◆ **YOUR INSTRUCTIONS**: Below are the records; pull every line that includes "modified".

--

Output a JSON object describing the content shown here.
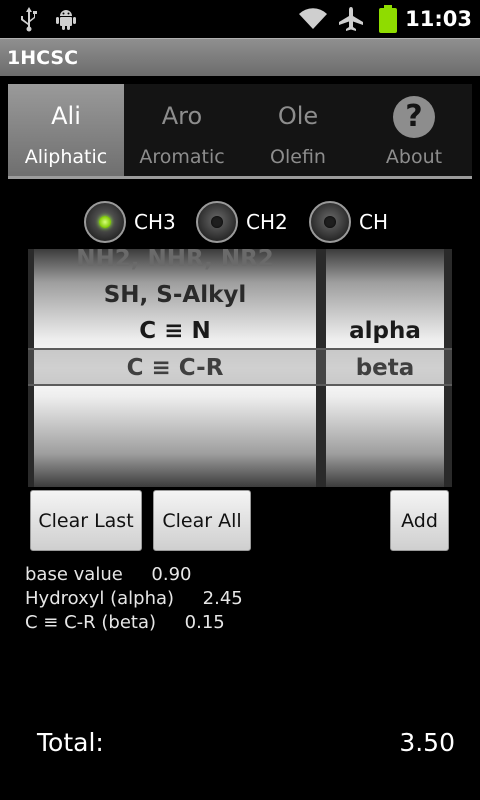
{
  "status_bar": {
    "time": "11:03",
    "icons": [
      "usb-icon",
      "android-debug-icon",
      "wifi-icon",
      "airplane-icon",
      "battery-icon"
    ]
  },
  "app": {
    "title": "1HCSC"
  },
  "tabs": [
    {
      "icon_text": "Ali",
      "label": "Aliphatic",
      "active": true
    },
    {
      "icon_text": "Aro",
      "label": "Aromatic",
      "active": false
    },
    {
      "icon_text": "Ole",
      "label": "Olefin",
      "active": false
    },
    {
      "icon_text": "?",
      "label": "About",
      "active": false
    }
  ],
  "radios": [
    {
      "label": "CH3",
      "checked": true
    },
    {
      "label": "CH2",
      "checked": false
    },
    {
      "label": "CH",
      "checked": false
    }
  ],
  "picker": {
    "left_items": [
      "NH2, NHR, NR2",
      "SH, S-Alkyl",
      "C ≡ N",
      "C ≡ C-R"
    ],
    "left_selected": "C ≡ C-R",
    "right_items": [
      "alpha",
      "beta"
    ],
    "right_selected": "beta"
  },
  "buttons": {
    "clear_last": "Clear Last",
    "clear_all": "Clear All",
    "add": "Add"
  },
  "summary": [
    {
      "label": "base value",
      "value": "0.90"
    },
    {
      "label": "Hydroxyl (alpha)",
      "value": "2.45"
    },
    {
      "label": "C ≡ C-R (beta)",
      "value": "0.15"
    }
  ],
  "total": {
    "label": "Total:",
    "value": "3.50"
  },
  "colors": {
    "background": "#000000",
    "title_bar": "#7d7d7d",
    "radio_active": "#7dc800",
    "battery": "#8fdc00"
  }
}
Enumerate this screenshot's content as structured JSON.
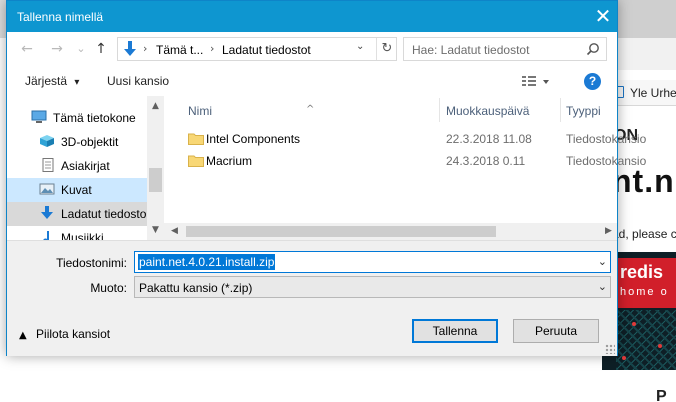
{
  "background": {
    "bookmark_label": "Yle Urheil",
    "heading_fragment": "ON",
    "big_text": "nt.n",
    "small_text": "ad, please c",
    "ad_brand": "redis",
    "ad_tagline": "home o",
    "bottom_letter": "P"
  },
  "dialog": {
    "title": "Tallenna nimellä",
    "close_glyph": "✕"
  },
  "nav": {
    "back_glyph": "←",
    "forward_glyph": "→",
    "recent_glyph": "⌄",
    "up_glyph": "↑",
    "address": {
      "crumbs": [
        "Tämä t...",
        "Ladatut tiedostot"
      ],
      "separator": "›",
      "dropdown_glyph": "⌄",
      "refresh_glyph": "↻"
    },
    "search_placeholder": "Hae: Ladatut tiedostot"
  },
  "toolbar": {
    "organize_label": "Järjestä",
    "organize_caret": "▾",
    "new_folder_label": "Uusi kansio",
    "view_caret": "▾",
    "help_label": "?"
  },
  "tree": [
    {
      "label": "Tämä tietokone",
      "icon": "monitor-icon"
    },
    {
      "label": "3D-objektit",
      "icon": "cube-icon"
    },
    {
      "label": "Asiakirjat",
      "icon": "document-icon"
    },
    {
      "label": "Kuvat",
      "icon": "pictures-icon"
    },
    {
      "label": "Ladatut tiedosto",
      "icon": "download-icon"
    },
    {
      "label": "Musiikki",
      "icon": "music-icon"
    }
  ],
  "columns": {
    "name": "Nimi",
    "modified": "Muokkauspäivä",
    "type": "Tyyppi",
    "sort_glyph": "^"
  },
  "files": [
    {
      "name": "Intel Components",
      "modified": "22.3.2018 11.08",
      "type": "Tiedostokansio"
    },
    {
      "name": "Macrium",
      "modified": "24.3.2018 0.11",
      "type": "Tiedostokansio"
    }
  ],
  "scroll_glyphs": {
    "up": "▲",
    "down": "▼",
    "left": "◀",
    "right": "▶"
  },
  "form": {
    "filename_label": "Tiedostonimi:",
    "filename_value": "paint.net.4.0.21.install.zip",
    "type_label": "Muoto:",
    "type_value": "Pakattu kansio (*.zip)",
    "dropdown_glyph": "⌄",
    "hide_folders_caret": "▲",
    "hide_folders_label": "Piilota kansiot",
    "save_label": "Tallenna",
    "cancel_label": "Peruuta"
  },
  "colors": {
    "titlebar": "#0e96d0",
    "selection": "#0078d7",
    "folder": "#f8d775"
  }
}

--

◆ **ANSWER SECTION**:
    "modified": "Muokkauspäivä",
      "modified": "22.3.2018 11.08",
      "modified": "24.3.2018 0.11",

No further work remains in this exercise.